In the so-called Bypassing the Blues trial, 50 percent of patients who were depressed after having coronary artery bypass surgery saw improvements of at least 50 percent in their negative mood after participating in the intervention, compared with 29 percent of control patients who received usual care.
Dr. Bruce L. Rollman, from the University of Pittsburgh, explains. “Depression after heart surgery is often unrecognized. When a patient still has symptoms, such as pain, the physician will order another stress test or other heart test. We just want people to be aware of the impact of depression and that there are safe and effective treatments available.”
In the trial, researchers screened heart bypass patients for depression before they were discharged from the hospital. Screen-positive patients were contacted again two weeks later when they were at home to see if their depression was persisting. If so, they were randomly allocated to receive an eight-month course of telephone-delivered collaborative care or usual care.
Patients in the collaborative care group received a workbook, mailed to them at home, which contained basic talk therapy approaches as well as recommendations for exercising, getting plenty of quality sleep and staying connected socially. Antidepressants were also provided if patients felt it necessary.
Trained nurse practitioners phoned the patients every other week at the start of the intervention and then once a month as the study progressed. This simple intervention proved effective in relieving depression after heart bypass surgery, Rollman reported. Patients should be screened for depression, he said, because it occurs in roughly 25 percent of cases, and, as this study shows, treating depression can speed recovery.

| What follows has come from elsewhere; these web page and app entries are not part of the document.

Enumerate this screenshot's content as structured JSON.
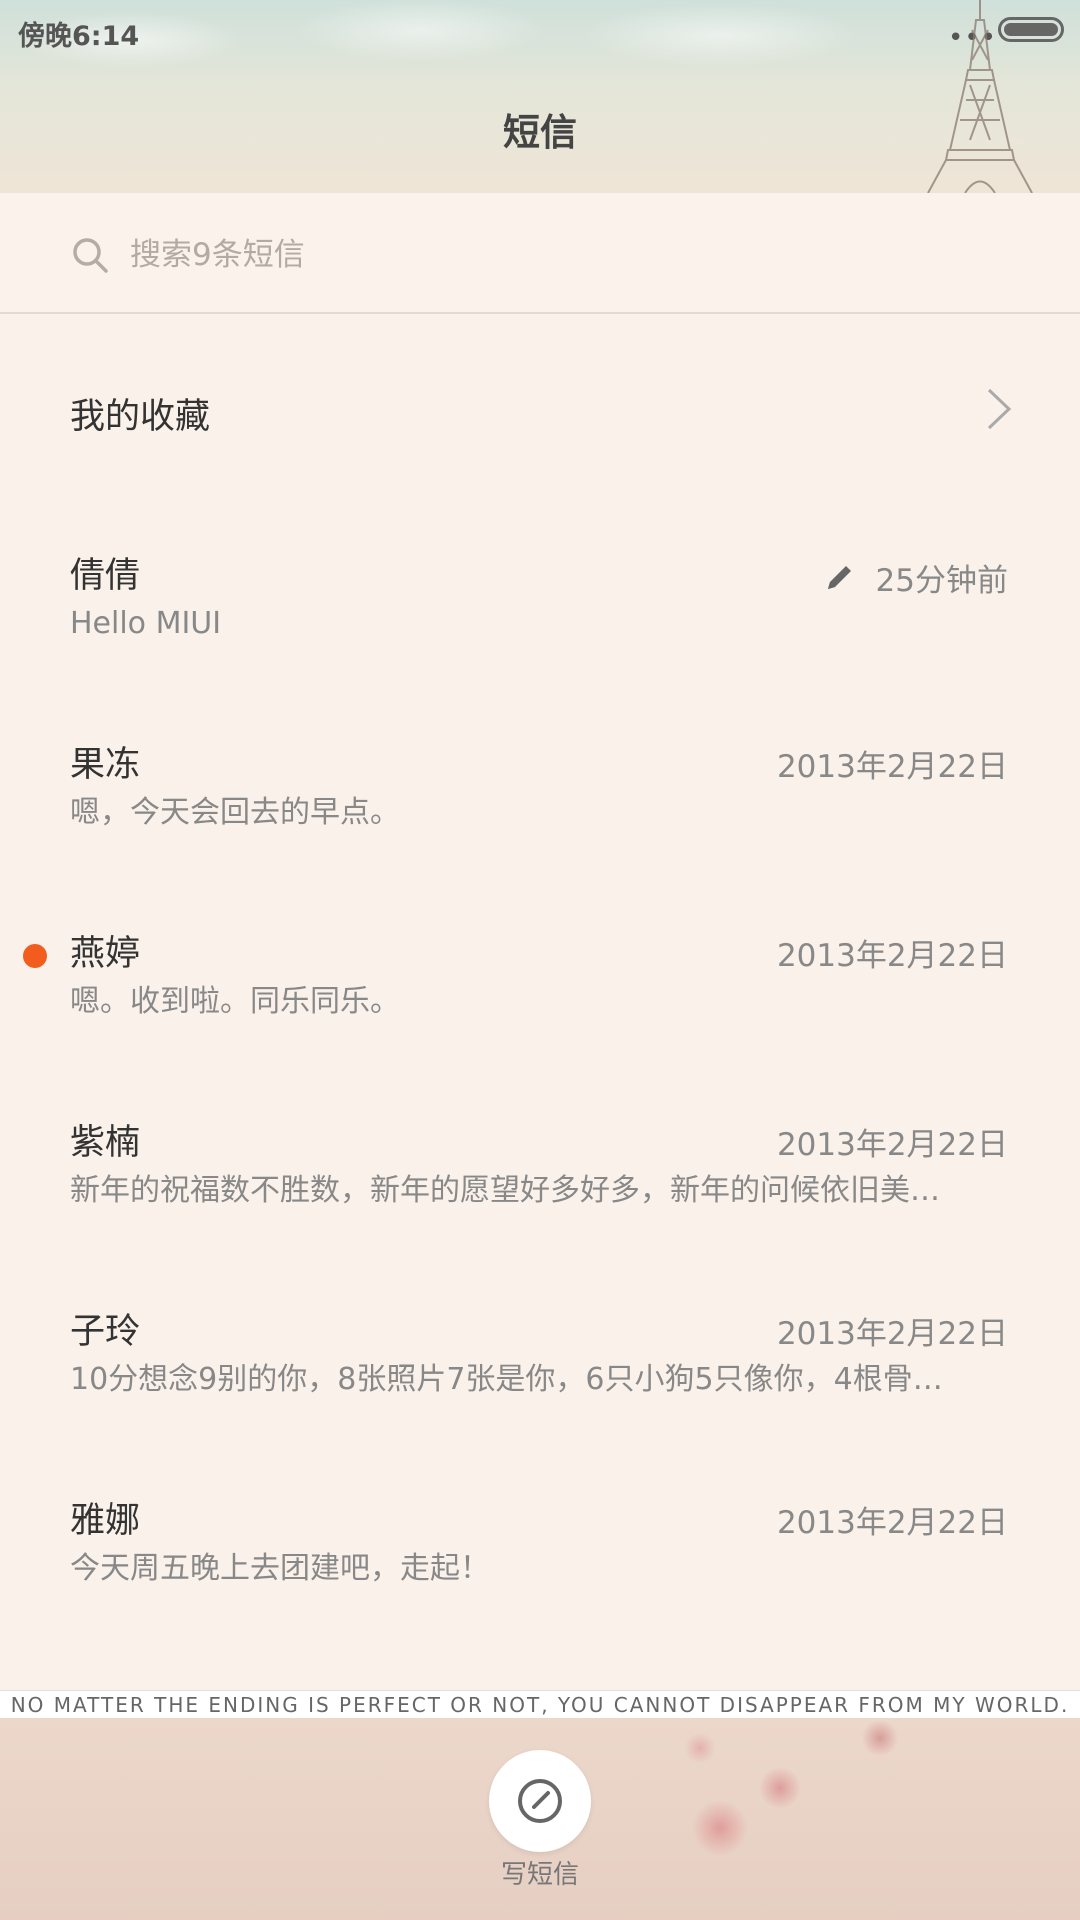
{
  "status_bar": {
    "time": "傍晚6:14",
    "more": "•••"
  },
  "header": {
    "title": "短信"
  },
  "search": {
    "placeholder": "搜索9条短信"
  },
  "favorites": {
    "label": "我的收藏"
  },
  "conversations": [
    {
      "name": "倩倩",
      "preview": "Hello MIUI",
      "time": "25分钟前",
      "draft": true,
      "unread": false
    },
    {
      "name": "果冻",
      "preview": "嗯，今天会回去的早点。",
      "time": "2013年2月22日",
      "draft": false,
      "unread": false
    },
    {
      "name": "燕婷",
      "preview": "嗯。收到啦。同乐同乐。",
      "time": "2013年2月22日",
      "draft": false,
      "unread": true
    },
    {
      "name": "紫楠",
      "preview": "新年的祝福数不胜数，新年的愿望好多好多，新年的问候依旧美…",
      "time": "2013年2月22日",
      "draft": false,
      "unread": false
    },
    {
      "name": "子玲",
      "preview": "10分想念9别的你，8张照片7张是你，6只小狗5只像你，4根骨…",
      "time": "2013年2月22日",
      "draft": false,
      "unread": false
    },
    {
      "name": "雅娜",
      "preview": "今天周五晚上去团建吧，走起！",
      "time": "2013年2月22日",
      "draft": false,
      "unread": false
    }
  ],
  "tagline": "NO MATTER THE ENDING IS PERFECT OR NOT, YOU CANNOT DISAPPEAR FROM MY WORLD.",
  "compose": {
    "label": "写短信"
  },
  "colors": {
    "unread_dot": "#f25c1c",
    "background": "#f9f1ea"
  }
}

The study findings are to be published in the Journal of the American Medical Association.